Provided data =>

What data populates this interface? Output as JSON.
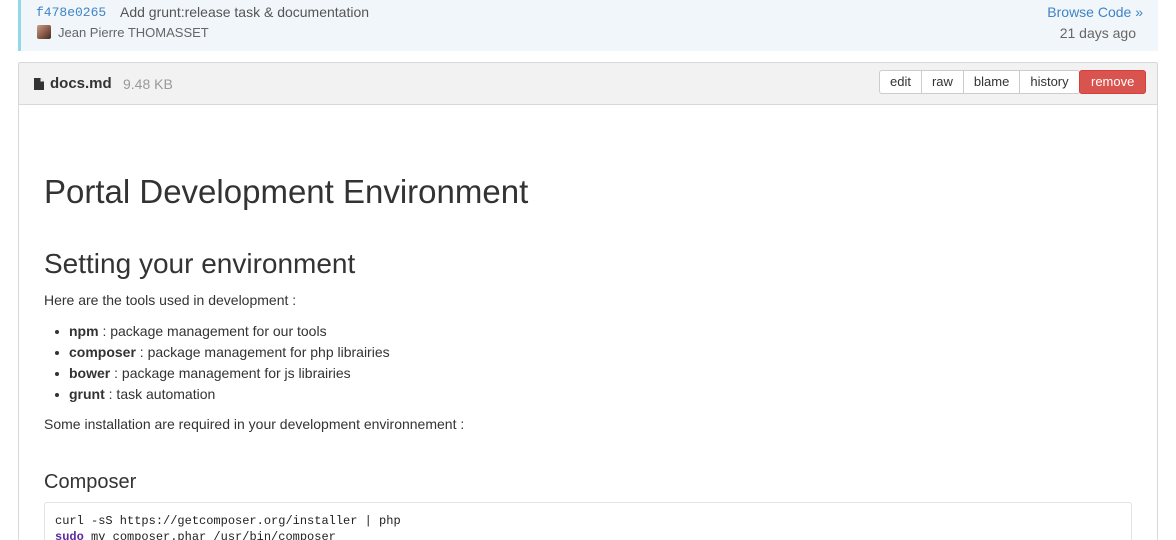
{
  "commit": {
    "sha": "f478e0265",
    "message": "Add grunt:release task & documentation",
    "author": "Jean Pierre THOMASSET",
    "browse_label": "Browse Code »",
    "time": "21 days ago"
  },
  "file": {
    "name": "docs.md",
    "size": "9.48 KB",
    "icon": "file-icon",
    "actions": [
      "edit",
      "raw",
      "blame",
      "history"
    ],
    "remove_label": "remove",
    "colors": {
      "remove": "#d9534f",
      "link": "#4183c4",
      "commit_border": "#92d8e6"
    }
  },
  "content": {
    "title": "Portal Development Environment",
    "section_heading": "Setting your environment",
    "intro": "Here are the tools used in development :",
    "tools": [
      {
        "name": "npm",
        "desc": " : package management for our tools"
      },
      {
        "name": "composer",
        "desc": " : package management for php librairies"
      },
      {
        "name": "bower",
        "desc": " : package management for js librairies"
      },
      {
        "name": "grunt",
        "desc": " : task automation"
      }
    ],
    "install_note": "Some installation are required in your development environnement :",
    "composer_heading": "Composer",
    "code": {
      "line1": "curl -sS https://getcomposer.org/installer | php",
      "line2_keyword": "sudo",
      "line2_rest": " mv composer.phar /usr/bin/composer"
    }
  }
}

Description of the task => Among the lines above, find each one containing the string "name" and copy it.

Response to this exercise =>
    "name": "docs.md",
        "name": "npm",
        "name": "composer",
        "name": "bower",
        "name": "grunt",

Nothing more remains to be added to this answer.